AUCKLAND Jan 19 Here are the milestones in the past year for Megaupload founder Kim Dotcom. Dotcom plans to launch on Jan. 20 a new online file storage system, known as Mega.
Jan. 20, 2012 - Seventy armed New Zealand police raid Megaupload founder Kim Dotcom's mansion outside Auckland, acting on a request from the U.S. Federal Bureau of Investigation.
Dotcom and his colleagues Finn Batato, Mathias Ortmann and Bram van der Kolk are served extradition and search warrants, arrested, and taken into custody. As operators of the website, they are charged with online piracy, fraud and money laundering, and their computers and files are seized. Megaupload is closed down. The raid occurs on the same day U.S. lawmakers axe anti-piracy legislation following heavy public opposition.
Feb. 22 - Dotcom is released on bail, but his movements are restricted and he is prohibited from leaving New Zealand. His bail conditions are eventually relaxed to allow him free movement within the country, while the millionaire is given some access to his frozen funds to pay his legal team and living costs.
June 28 - A New Zealand court rules that search warrants used by local police to raid the Dotcom mansion were illegal, and moves by the FBI to copy data from Dotcom's computers to take offshore were also unlawful. The court's action is seen by many as weakening the extradition case against Megaupload.
Aug. 16 - U.S. efforts to extradite Dotcom are dealt another blow as a New Zealand court rules that prosecutors must show evidence to support charges of internet piracy and copyright breaches. The judge in the case says withholding evidence from Dotcom would give Washington a significant advantage in the extradition hearing. She also rules that the document used to order his extradition was illegal.
Sept. 27 - New Zealand's Prime Minister admits that the country's spy agency illegally carried out surveillance on Dotcom, a resident of the country, despite a law which prohibits monitoring citizens and residents.
Oct. 10 - A U.S. federal judge rules that the U.S. government's criminal case against Megaupload will proceed, while leaving open the option of dismissing the case at a later date on grounds including the possibility that delays in proceedings have denied Megaupload to its right to due process.

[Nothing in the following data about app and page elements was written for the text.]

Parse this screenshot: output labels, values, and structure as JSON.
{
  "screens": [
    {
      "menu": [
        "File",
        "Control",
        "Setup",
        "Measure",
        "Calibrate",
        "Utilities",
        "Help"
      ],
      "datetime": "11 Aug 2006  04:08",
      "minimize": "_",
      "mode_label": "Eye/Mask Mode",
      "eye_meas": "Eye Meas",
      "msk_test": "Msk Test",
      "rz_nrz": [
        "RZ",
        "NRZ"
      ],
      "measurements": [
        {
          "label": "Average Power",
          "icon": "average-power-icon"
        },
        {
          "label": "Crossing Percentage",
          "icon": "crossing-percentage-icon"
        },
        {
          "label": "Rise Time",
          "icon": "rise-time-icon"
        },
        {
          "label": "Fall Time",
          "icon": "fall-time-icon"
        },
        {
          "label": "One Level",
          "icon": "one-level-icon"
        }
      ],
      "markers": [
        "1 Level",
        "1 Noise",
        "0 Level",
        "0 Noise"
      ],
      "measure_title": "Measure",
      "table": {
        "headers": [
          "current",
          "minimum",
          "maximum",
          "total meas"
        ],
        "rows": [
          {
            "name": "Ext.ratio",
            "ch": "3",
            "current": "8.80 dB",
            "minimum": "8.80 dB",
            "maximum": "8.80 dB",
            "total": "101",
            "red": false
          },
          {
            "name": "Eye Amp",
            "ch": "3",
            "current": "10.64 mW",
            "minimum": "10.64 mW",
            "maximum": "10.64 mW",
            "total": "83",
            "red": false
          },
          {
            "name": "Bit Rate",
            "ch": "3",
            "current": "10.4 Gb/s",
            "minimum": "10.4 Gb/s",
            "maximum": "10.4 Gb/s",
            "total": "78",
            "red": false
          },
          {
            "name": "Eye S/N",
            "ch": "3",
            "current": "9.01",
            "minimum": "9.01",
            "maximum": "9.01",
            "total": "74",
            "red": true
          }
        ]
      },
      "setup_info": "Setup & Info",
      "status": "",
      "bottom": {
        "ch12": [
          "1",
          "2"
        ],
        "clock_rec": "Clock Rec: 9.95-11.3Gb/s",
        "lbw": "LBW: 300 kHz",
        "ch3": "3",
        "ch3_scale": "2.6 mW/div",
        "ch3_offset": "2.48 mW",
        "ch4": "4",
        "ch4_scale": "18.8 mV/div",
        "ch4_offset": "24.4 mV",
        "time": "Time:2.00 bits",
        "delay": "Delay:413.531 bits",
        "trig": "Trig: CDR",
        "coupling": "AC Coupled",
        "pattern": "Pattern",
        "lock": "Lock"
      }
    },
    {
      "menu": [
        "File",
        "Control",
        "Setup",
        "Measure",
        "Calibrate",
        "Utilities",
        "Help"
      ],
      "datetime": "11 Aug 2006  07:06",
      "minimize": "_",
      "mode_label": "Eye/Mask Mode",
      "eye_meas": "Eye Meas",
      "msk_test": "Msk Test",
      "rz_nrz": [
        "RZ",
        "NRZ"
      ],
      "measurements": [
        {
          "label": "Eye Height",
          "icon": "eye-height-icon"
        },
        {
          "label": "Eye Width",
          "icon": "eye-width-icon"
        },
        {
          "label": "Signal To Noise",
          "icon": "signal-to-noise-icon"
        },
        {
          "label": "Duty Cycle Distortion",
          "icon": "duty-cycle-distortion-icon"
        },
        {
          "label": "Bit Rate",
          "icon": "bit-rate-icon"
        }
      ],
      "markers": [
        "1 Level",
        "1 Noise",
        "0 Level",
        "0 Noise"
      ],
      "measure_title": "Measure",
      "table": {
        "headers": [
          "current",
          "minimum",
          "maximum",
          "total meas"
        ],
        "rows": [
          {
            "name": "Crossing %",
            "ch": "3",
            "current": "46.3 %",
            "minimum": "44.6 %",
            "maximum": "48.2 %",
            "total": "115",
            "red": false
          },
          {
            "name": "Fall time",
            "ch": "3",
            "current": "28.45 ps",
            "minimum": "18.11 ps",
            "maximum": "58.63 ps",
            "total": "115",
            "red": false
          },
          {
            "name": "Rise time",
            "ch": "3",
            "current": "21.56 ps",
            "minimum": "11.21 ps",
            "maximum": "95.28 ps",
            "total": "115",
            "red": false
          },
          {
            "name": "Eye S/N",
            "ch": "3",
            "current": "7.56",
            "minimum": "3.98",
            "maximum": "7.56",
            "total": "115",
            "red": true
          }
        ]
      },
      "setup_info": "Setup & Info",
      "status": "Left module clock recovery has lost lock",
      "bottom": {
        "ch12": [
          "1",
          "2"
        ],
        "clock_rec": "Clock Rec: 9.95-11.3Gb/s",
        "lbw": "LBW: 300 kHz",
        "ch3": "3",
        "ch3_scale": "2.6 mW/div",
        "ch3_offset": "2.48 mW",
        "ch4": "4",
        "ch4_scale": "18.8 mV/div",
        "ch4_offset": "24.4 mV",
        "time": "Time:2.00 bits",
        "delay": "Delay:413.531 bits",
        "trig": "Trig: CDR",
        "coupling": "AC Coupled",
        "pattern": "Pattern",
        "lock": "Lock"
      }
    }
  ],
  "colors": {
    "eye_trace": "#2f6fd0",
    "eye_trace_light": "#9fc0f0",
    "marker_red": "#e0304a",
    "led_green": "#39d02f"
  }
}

Jan. 20, 2013 - Dotcom is due to launch his new cyberlocker, Mega.co.nz, whose encryption system is designed to offer water-tight privacy protection of user files. The launch comes as Dotcom and his colleagues await their extradition hearing, which has been delayed until August.
(Reporting by Naomi Tajitsu)